IO PSYCHOTHERAPY : SCIENTIFIC AND RELIGIOUS chap.
problem as a whole indicates that the conception of reason as the ultimate sanction in conduct is too idealistic. Rational eugenic programmes must suffer from the pessimism all of us feel when we reflect on the continued irrational behaviour of people.
Besides the efforts of the eugenists we have had the discoveries of the psychoanalysts who find the pattern of adult life has its origin in infancy and is already well established before puberty. Our habits of living, our ideals, even our affections are determined in their selection by early parental and fraternal relationships.
From the rediscovery of the Mendelian laws at the beginning of this century we have become better informed about heredity factors. For a short time the attempt was made to deal with personality traits from this angle, but it was soon realized that this aspect of human inheritance is infinitely more complex.
Even if our heritage was solely dependent upon the genes their number is so great that millions of combinations are possible. With a very few exceptions, therefore, the inherited characteristics are entirely unpredictable, and so many variables and unknown factors obtrude that the subject appears hopelessly involved.
The slow progress made in the study of heredity has had the effect not only of discouraging consistent effort in the field, but of giving the impression to those insufficiently informed that all such effort is futile. In spite of the prevailing emphasis on the influence of environment, a mass of evidence has accumulated which compels a closer evaluation of the influence of heredity.

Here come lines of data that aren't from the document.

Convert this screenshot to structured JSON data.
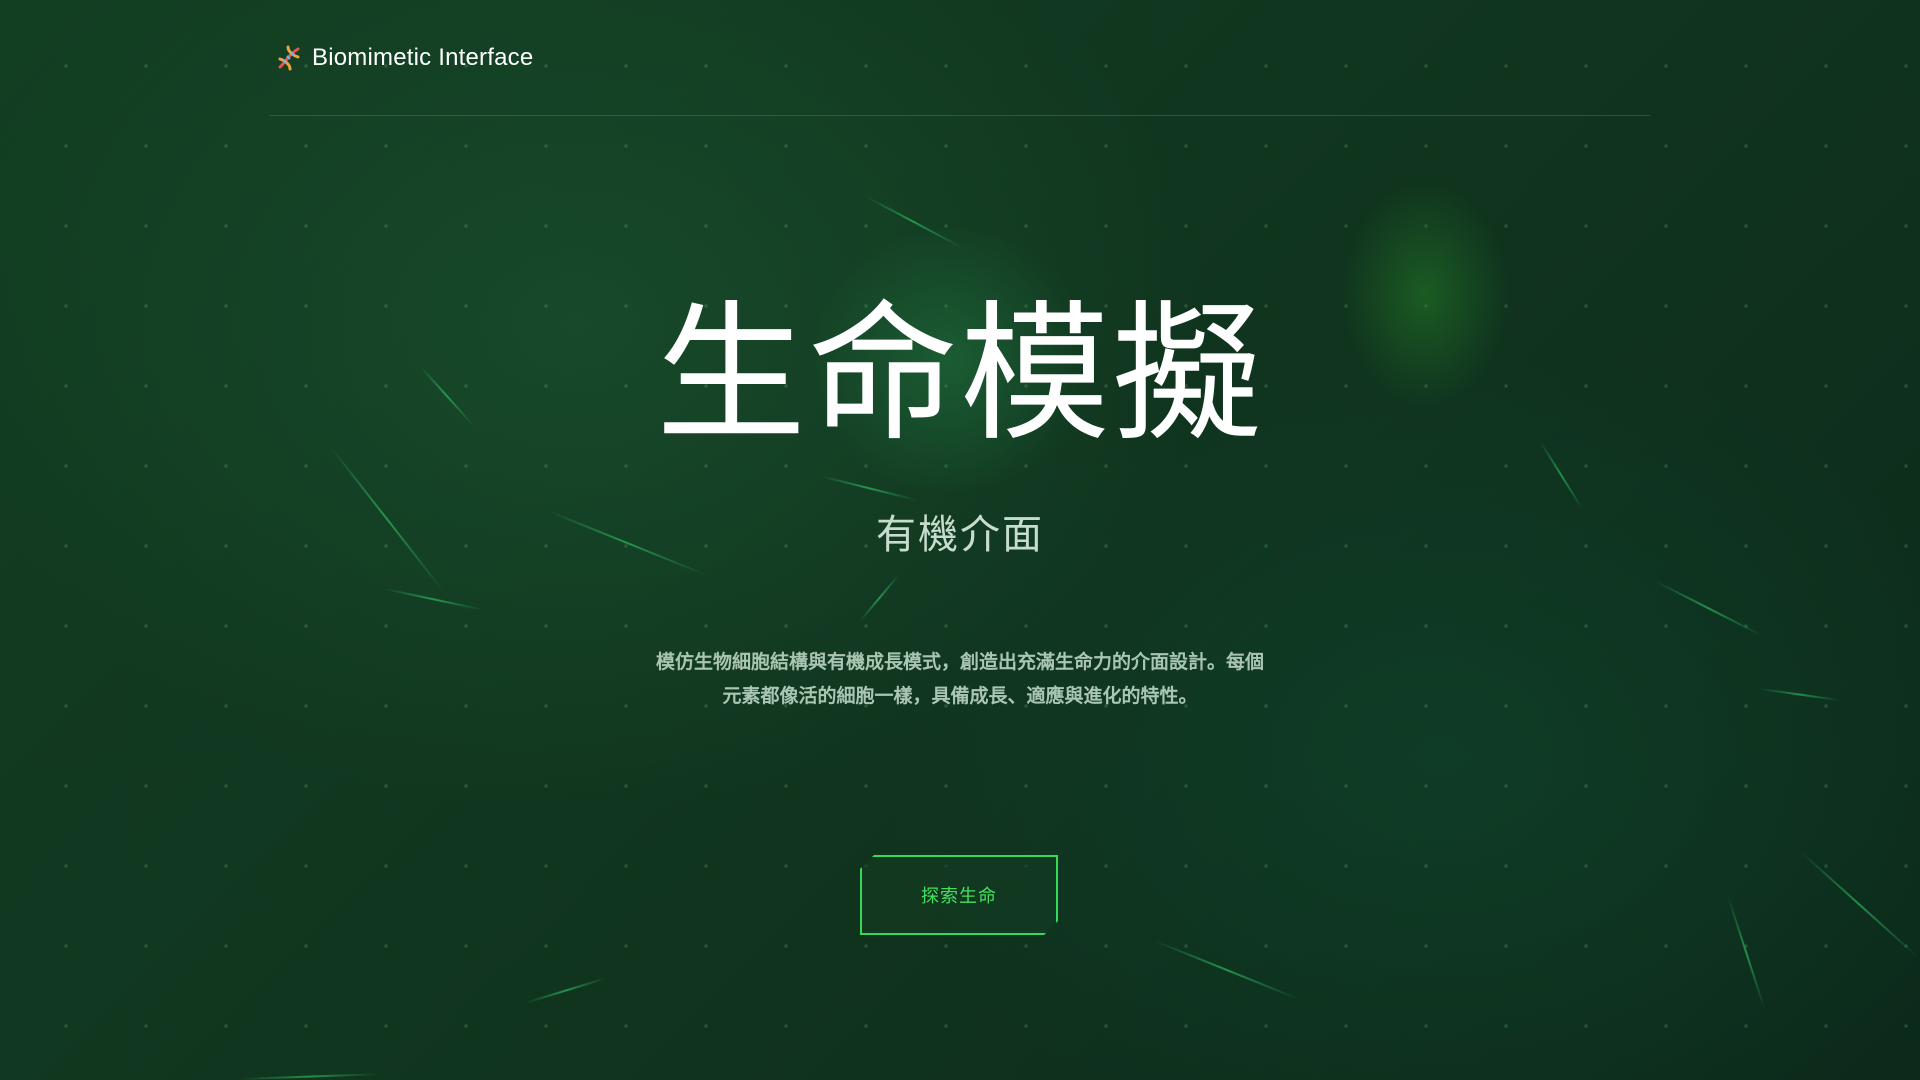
{
  "header": {
    "brand": "Biomimetic Interface",
    "logo_icon": "dna-icon"
  },
  "hero": {
    "title": "生命模擬",
    "subtitle": "有機介面",
    "description": "模仿生物細胞結構與有機成長模式，創造出充滿生命力的介面設計。每個元素都像活的細胞一樣，具備成長、適應與進化的特性。",
    "cta_label": "探索生命"
  },
  "colors": {
    "background": "#123e22",
    "accent": "#38d958",
    "text": "#ffffff"
  }
}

The presence of musical talent in families is at least suggestive of influence of heredity.181 Exceptional musical ability has been traced for three or more generations in a large number of families. In the Bach family it is to be observed in unbroken line through five generations. In